+++ ENTRIES SHOWN
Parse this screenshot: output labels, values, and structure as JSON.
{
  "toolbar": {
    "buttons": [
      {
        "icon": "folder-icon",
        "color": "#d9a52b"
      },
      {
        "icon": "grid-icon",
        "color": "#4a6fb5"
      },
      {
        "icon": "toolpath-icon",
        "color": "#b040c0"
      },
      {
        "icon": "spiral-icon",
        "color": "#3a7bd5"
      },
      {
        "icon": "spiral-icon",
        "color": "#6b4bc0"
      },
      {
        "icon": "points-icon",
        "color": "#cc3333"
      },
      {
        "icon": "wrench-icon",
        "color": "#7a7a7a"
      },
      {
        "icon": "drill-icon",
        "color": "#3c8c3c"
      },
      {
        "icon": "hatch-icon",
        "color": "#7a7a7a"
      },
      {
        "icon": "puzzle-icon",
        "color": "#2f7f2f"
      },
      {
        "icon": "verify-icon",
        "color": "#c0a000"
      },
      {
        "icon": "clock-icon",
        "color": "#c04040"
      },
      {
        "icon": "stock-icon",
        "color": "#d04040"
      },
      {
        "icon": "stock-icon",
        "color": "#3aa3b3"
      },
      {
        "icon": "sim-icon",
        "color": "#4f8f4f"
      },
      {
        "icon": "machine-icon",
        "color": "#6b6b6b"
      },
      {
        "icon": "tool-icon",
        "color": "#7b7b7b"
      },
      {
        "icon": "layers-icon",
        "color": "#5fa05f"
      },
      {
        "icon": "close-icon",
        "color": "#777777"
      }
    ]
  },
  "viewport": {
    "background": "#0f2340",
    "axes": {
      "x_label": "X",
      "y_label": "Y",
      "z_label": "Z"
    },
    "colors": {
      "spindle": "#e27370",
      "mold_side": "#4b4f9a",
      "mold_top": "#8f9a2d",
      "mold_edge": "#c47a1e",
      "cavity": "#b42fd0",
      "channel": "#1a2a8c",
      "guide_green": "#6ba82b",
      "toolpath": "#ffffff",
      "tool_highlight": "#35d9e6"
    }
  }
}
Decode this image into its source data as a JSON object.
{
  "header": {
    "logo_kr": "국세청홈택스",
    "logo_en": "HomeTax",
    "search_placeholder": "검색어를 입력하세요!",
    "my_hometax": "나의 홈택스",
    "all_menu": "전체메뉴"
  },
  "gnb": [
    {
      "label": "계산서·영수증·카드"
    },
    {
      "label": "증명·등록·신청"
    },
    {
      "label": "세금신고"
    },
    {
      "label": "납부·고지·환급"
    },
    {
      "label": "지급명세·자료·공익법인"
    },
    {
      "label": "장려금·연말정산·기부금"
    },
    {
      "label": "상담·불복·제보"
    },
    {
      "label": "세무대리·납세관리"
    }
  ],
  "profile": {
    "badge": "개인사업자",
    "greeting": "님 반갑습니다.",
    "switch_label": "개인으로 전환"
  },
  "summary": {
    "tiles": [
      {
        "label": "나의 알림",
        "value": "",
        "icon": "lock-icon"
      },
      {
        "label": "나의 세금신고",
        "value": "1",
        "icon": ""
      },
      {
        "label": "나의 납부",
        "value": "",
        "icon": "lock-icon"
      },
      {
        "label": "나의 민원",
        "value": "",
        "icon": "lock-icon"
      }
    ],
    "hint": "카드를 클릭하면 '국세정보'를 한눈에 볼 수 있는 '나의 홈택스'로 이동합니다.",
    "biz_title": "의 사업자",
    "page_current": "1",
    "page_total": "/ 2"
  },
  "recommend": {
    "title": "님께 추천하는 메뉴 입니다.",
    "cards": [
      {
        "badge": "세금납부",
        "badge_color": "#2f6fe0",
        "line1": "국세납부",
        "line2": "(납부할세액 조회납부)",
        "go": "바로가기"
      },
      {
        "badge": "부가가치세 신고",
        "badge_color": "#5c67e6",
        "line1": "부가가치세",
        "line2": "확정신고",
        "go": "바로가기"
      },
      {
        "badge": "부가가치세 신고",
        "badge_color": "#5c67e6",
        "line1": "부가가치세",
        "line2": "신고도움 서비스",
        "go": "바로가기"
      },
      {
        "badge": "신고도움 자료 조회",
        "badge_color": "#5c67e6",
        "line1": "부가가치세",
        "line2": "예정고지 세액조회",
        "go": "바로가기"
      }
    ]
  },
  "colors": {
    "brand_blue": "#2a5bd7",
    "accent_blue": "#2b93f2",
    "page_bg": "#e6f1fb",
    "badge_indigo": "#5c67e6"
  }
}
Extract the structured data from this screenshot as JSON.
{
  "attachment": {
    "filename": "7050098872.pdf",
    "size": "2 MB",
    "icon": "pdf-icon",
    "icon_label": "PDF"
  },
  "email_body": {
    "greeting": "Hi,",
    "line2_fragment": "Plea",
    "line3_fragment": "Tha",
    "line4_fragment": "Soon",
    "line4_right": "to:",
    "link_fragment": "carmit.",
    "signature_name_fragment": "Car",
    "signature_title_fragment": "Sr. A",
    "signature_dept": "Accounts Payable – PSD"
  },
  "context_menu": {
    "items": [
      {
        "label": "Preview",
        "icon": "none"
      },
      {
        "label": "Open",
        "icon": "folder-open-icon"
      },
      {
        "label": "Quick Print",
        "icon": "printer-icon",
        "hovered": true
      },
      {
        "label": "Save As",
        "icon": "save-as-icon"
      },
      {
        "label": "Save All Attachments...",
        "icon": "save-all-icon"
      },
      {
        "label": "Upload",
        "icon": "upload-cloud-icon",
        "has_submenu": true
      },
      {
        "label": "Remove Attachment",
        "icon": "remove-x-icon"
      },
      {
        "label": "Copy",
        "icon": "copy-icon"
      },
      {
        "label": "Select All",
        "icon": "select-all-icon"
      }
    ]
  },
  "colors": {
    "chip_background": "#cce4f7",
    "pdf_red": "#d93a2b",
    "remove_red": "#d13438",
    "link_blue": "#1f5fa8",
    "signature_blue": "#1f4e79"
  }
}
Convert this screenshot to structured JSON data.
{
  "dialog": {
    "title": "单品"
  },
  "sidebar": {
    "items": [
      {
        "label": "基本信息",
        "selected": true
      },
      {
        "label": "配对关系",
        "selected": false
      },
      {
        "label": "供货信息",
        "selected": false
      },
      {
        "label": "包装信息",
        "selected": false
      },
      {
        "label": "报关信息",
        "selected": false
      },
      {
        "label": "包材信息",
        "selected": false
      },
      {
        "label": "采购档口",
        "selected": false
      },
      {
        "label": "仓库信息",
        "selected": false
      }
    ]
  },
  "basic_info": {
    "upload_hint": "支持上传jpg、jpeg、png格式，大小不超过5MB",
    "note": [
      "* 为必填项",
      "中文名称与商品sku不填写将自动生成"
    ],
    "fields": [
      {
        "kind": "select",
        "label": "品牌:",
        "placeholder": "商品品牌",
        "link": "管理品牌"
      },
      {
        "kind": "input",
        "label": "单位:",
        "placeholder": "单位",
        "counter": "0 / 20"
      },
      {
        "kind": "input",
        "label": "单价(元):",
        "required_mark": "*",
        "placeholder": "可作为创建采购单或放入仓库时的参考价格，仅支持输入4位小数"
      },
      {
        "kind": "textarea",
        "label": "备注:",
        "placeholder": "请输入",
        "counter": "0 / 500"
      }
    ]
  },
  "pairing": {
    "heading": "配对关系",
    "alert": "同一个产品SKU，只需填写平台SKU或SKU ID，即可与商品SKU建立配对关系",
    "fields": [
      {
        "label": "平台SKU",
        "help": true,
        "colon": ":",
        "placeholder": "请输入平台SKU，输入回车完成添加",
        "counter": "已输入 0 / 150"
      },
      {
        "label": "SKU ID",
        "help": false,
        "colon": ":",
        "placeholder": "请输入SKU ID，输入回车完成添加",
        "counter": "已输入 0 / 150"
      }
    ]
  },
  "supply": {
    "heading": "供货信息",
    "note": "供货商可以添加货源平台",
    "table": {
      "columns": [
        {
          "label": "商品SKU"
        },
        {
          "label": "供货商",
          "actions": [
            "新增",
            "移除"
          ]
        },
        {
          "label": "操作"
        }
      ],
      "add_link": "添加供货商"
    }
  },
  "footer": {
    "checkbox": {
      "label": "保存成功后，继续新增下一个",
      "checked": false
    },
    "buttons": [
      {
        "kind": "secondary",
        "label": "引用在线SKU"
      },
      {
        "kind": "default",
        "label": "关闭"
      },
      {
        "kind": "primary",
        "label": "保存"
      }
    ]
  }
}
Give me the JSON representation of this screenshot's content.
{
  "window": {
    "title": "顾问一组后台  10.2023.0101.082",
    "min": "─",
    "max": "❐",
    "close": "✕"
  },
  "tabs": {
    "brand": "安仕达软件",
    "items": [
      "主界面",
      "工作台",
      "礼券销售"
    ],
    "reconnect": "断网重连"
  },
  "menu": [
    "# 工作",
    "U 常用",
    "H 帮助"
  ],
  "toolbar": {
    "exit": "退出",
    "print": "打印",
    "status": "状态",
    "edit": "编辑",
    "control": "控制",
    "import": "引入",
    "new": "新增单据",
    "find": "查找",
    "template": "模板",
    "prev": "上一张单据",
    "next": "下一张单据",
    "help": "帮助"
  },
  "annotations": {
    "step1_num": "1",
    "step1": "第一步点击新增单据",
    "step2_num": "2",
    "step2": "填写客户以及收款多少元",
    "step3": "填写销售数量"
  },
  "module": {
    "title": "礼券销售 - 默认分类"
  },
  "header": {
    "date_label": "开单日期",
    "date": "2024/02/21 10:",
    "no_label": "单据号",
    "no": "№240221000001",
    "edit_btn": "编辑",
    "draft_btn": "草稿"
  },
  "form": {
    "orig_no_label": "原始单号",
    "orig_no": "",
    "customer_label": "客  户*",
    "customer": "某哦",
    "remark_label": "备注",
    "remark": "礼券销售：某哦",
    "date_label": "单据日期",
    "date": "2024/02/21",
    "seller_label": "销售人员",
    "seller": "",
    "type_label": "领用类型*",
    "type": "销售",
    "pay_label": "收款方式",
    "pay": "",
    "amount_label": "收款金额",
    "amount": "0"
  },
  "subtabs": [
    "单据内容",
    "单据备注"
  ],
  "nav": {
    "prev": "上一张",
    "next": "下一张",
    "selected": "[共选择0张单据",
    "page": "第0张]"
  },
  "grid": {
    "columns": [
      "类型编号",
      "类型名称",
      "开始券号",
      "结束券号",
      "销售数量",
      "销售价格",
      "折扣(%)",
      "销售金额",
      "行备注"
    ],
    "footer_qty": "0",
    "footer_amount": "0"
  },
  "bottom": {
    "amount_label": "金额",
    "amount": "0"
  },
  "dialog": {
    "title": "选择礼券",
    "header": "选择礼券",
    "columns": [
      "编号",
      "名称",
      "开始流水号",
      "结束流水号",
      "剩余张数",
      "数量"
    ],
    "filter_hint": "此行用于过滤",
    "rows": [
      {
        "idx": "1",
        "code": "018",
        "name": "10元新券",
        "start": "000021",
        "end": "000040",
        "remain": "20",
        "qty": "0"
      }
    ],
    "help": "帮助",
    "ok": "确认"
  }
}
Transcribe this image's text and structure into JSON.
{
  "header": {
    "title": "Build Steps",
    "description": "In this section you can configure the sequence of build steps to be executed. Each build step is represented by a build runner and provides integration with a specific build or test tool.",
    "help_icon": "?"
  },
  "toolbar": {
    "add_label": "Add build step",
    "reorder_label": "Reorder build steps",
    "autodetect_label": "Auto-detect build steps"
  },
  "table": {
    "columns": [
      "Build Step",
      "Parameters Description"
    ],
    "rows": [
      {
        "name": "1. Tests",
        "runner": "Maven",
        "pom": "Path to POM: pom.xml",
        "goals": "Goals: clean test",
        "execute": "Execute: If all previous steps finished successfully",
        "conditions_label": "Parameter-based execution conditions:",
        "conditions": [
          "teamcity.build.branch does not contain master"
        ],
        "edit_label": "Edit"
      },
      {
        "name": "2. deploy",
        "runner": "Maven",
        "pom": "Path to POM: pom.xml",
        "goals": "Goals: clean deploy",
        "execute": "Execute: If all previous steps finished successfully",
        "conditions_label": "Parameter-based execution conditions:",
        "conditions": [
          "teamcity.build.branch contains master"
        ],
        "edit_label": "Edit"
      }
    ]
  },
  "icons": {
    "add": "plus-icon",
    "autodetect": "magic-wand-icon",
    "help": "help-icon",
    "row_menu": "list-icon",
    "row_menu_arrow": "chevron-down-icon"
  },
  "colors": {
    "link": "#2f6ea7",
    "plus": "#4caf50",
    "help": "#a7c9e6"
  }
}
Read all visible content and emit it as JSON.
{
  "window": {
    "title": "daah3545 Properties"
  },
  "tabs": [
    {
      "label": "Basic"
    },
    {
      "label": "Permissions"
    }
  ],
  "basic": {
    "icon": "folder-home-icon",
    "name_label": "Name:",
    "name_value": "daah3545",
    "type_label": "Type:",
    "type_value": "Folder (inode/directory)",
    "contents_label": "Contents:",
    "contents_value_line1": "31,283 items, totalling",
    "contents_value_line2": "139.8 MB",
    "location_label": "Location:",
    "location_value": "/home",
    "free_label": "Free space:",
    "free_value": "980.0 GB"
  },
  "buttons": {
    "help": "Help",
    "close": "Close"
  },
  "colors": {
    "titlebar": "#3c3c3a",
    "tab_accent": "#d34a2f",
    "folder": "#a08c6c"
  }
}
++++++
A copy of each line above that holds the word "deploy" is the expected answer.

### WRITTEN RESPONSE
        "name": "2. deploy",
        "goals": "Goals: clean deploy",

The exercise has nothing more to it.